* _PROVIDED DATA_:

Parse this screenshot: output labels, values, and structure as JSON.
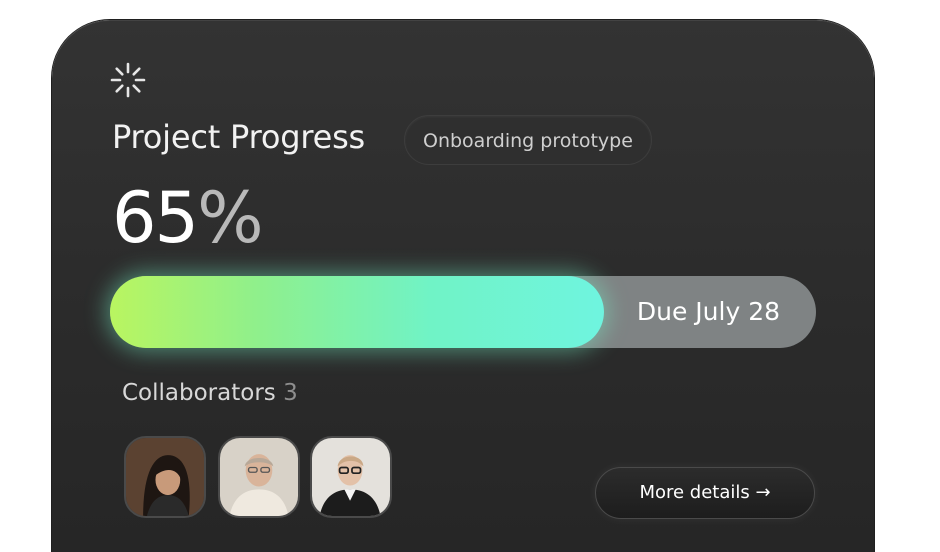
{
  "card": {
    "logo_icon": "sparkle-loader-icon",
    "title": "Project Progress",
    "project_tag": "Onboarding prototype",
    "progress": {
      "value_number": "65",
      "value_symbol": "%",
      "fraction": 0.65,
      "due_label": "Due July 28",
      "fill_colors": [
        "#b9f560",
        "#70f3c6",
        "#6ff4df"
      ]
    },
    "collaborators": {
      "label": "Collaborators",
      "count": "3",
      "avatars": [
        "avatar-woman",
        "avatar-man-bald",
        "avatar-man-glasses"
      ]
    },
    "details_button": {
      "label": "More details →"
    }
  },
  "colors": {
    "card_background": "#2b2b2b",
    "track": "#7f8384",
    "accent_start": "#b9f560",
    "accent_end": "#6ff4df"
  }
}
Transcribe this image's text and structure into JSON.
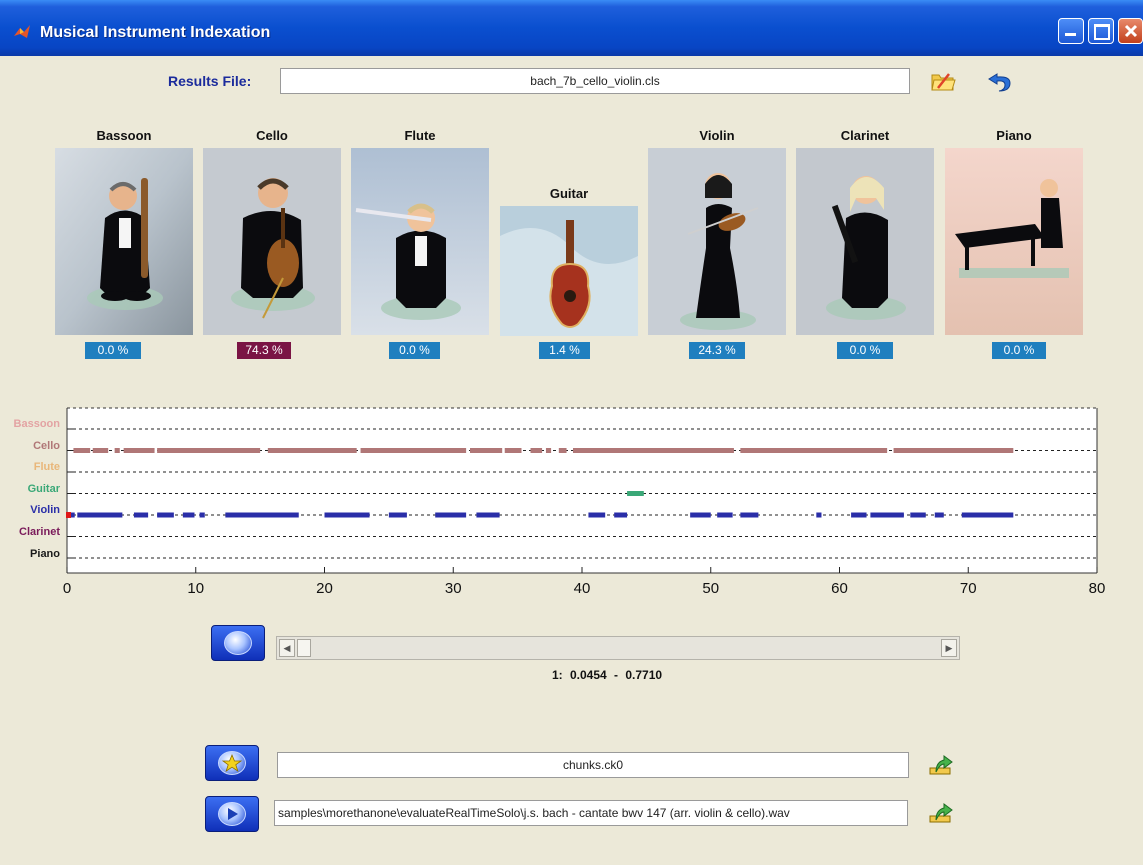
{
  "window": {
    "title": "Musical Instrument Indexation"
  },
  "results_file": {
    "label": "Results File:",
    "value": "bach_7b_cello_violin.cls"
  },
  "instruments": [
    {
      "name": "Bassoon",
      "percent": "0.0 %",
      "badge_color": "#1f7fbf"
    },
    {
      "name": "Cello",
      "percent": "74.3 %",
      "badge_color": "#7a1444"
    },
    {
      "name": "Flute",
      "percent": "0.0 %",
      "badge_color": "#1f7fbf"
    },
    {
      "name": "Guitar",
      "percent": "1.4 %",
      "badge_color": "#1f7fbf"
    },
    {
      "name": "Violin",
      "percent": "24.3 %",
      "badge_color": "#1f7fbf"
    },
    {
      "name": "Clarinet",
      "percent": "0.0 %",
      "badge_color": "#1f7fbf"
    },
    {
      "name": "Piano",
      "percent": "0.0 %",
      "badge_color": "#1f7fbf"
    }
  ],
  "chart_data": {
    "type": "timeline",
    "categories": [
      "Bassoon",
      "Cello",
      "Flute",
      "Guitar",
      "Violin",
      "Clarinet",
      "Piano"
    ],
    "category_colors": [
      "#e3a3a3",
      "#b07777",
      "#e9b77a",
      "#3aa877",
      "#2a2ea8",
      "#7a1a5a",
      "#1a1a1a"
    ],
    "x_ticks": [
      0,
      10,
      20,
      30,
      40,
      50,
      60,
      70,
      80
    ],
    "xlim": [
      0,
      80
    ],
    "grid": "dashed horizontal",
    "series": [
      {
        "name": "Cello",
        "segments": [
          [
            0.5,
            1.8
          ],
          [
            2,
            3.2
          ],
          [
            3.7,
            4.1
          ],
          [
            4.4,
            6.8
          ],
          [
            7,
            15
          ],
          [
            15.6,
            22.5
          ],
          [
            22.8,
            31
          ],
          [
            31.3,
            33.8
          ],
          [
            34,
            35.3
          ],
          [
            36,
            36.9
          ],
          [
            37.2,
            37.6
          ],
          [
            38.2,
            38.8
          ],
          [
            39.3,
            51.8
          ],
          [
            52.3,
            63.7
          ],
          [
            64.2,
            73.5
          ]
        ]
      },
      {
        "name": "Guitar",
        "segments": [
          [
            43.5,
            44.8
          ]
        ]
      },
      {
        "name": "Violin",
        "segments": [
          [
            0,
            0.6
          ],
          [
            0.8,
            4.3
          ],
          [
            5.2,
            6.3
          ],
          [
            7,
            8.3
          ],
          [
            9,
            9.9
          ],
          [
            10.3,
            10.7
          ],
          [
            12.3,
            18
          ],
          [
            20,
            23.5
          ],
          [
            25,
            26.4
          ],
          [
            28.6,
            31
          ],
          [
            31.8,
            33.6
          ],
          [
            40.5,
            41.8
          ],
          [
            42.5,
            43.5
          ],
          [
            48.4,
            50
          ],
          [
            50.5,
            51.7
          ],
          [
            52.3,
            53.7
          ],
          [
            58.2,
            58.6
          ],
          [
            60.9,
            62.1
          ],
          [
            62.4,
            65
          ],
          [
            65.5,
            66.7
          ],
          [
            67.4,
            68.1
          ],
          [
            69.5,
            73.5
          ]
        ]
      }
    ]
  },
  "zoom_range": {
    "text": "1:  0.0454  -  0.7710"
  },
  "chunks_file": {
    "value": "chunks.ck0"
  },
  "audio_file": {
    "value": "samples\\morethanone\\evaluateRealTimeSolo\\j.s. bach - cantate bwv 147 (arr. violin & cello).wav"
  }
}
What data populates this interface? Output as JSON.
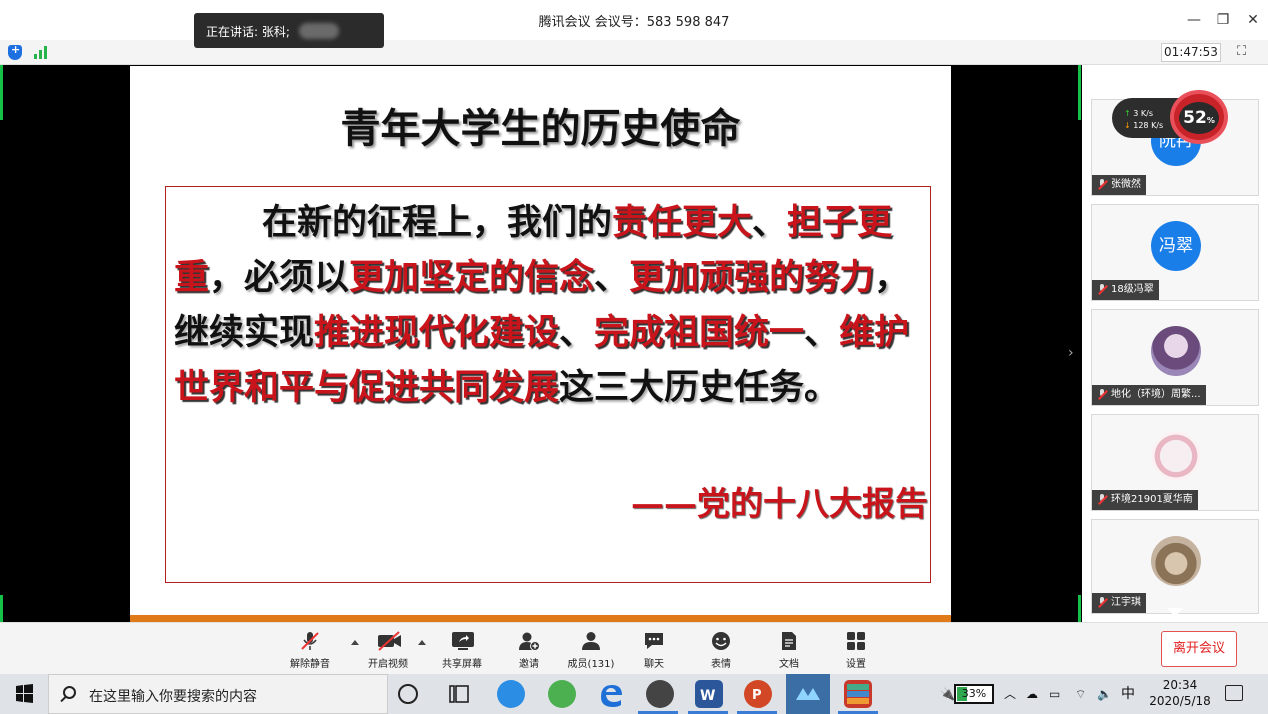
{
  "window": {
    "title": "腾讯会议 会议号：583 598 847",
    "minimize": "—",
    "restore": "❐",
    "close": "✕"
  },
  "speaker": {
    "label": "正在讲话: 张科;"
  },
  "infobar": {
    "timer": "01:47:53"
  },
  "slide": {
    "title": "青年大学生的历史使命",
    "text_parts": [
      {
        "text": "在新的征程上，我们的",
        "style": "normal"
      },
      {
        "text": "责任更大",
        "style": "red"
      },
      {
        "text": "、",
        "style": "normal"
      },
      {
        "text": "担子更重",
        "style": "red"
      },
      {
        "text": "，必须以",
        "style": "normal"
      },
      {
        "text": "更加坚定的信念",
        "style": "red"
      },
      {
        "text": "、",
        "style": "normal"
      },
      {
        "text": "更加顽强的努力",
        "style": "red"
      },
      {
        "text": "，继续实现",
        "style": "normal"
      },
      {
        "text": "推进现代化建设",
        "style": "red"
      },
      {
        "text": "、",
        "style": "normal"
      },
      {
        "text": "完成祖国统一",
        "style": "red"
      },
      {
        "text": "、",
        "style": "normal"
      },
      {
        "text": "维护世界和平与促进共同发展",
        "style": "red"
      },
      {
        "text": "这三大历史任务。",
        "style": "normal"
      }
    ],
    "source": "——党的十八大报告"
  },
  "netwidget": {
    "upload": "3  K/s",
    "download": "128 K/s",
    "cpu": "52",
    "cpu_unit": "%"
  },
  "participants": [
    {
      "name": "张微然",
      "avatar_text": "阮冉",
      "avatar_type": "blue"
    },
    {
      "name": "18级冯翠",
      "avatar_text": "冯翠",
      "avatar_type": "blue"
    },
    {
      "name": "地化（环境）周繁...",
      "avatar_text": "",
      "avatar_type": "photo-purple"
    },
    {
      "name": "环境21901夏华南",
      "avatar_text": "",
      "avatar_type": "photo-pink"
    },
    {
      "name": "江宇琪",
      "avatar_text": "",
      "avatar_type": "photo-cat"
    }
  ],
  "toolbar": {
    "unmute": "解除静音",
    "start_video": "开启视频",
    "share_screen": "共享屏幕",
    "invite": "邀请",
    "members": "成员(131)",
    "chat": "聊天",
    "emoji": "表情",
    "docs": "文档",
    "settings": "设置",
    "leave": "离开会议"
  },
  "taskbar": {
    "search_placeholder": "在这里输入你要搜索的内容",
    "battery": "33%",
    "ime": "中",
    "time": "20:34",
    "date": "2020/5/18"
  },
  "colors": {
    "accent_green": "#16c14a",
    "slide_red": "#c8141a",
    "stripe_orange": "#e07a18",
    "leave_red": "#e02020",
    "avatar_blue": "#1a7ee8"
  }
}
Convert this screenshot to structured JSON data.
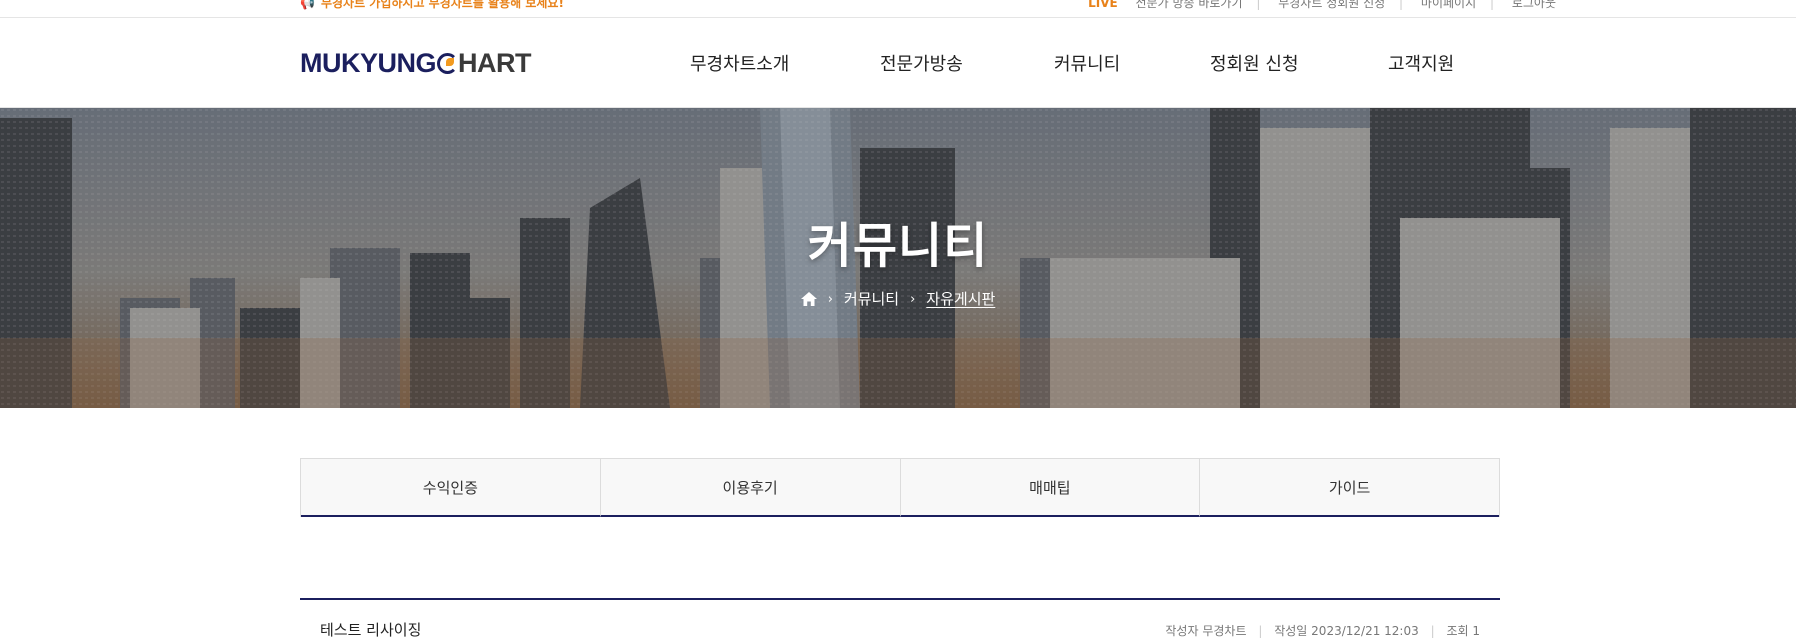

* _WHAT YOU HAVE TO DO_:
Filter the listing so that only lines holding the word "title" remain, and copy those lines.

* _EXERCISE SOLUTION_:
    "title": "Project Progress",
    "title": "Musical Instrument Indexation"
    "title": "腾讯会议 会议号：583 598 847",
    "title": "青年大学生的历史使命",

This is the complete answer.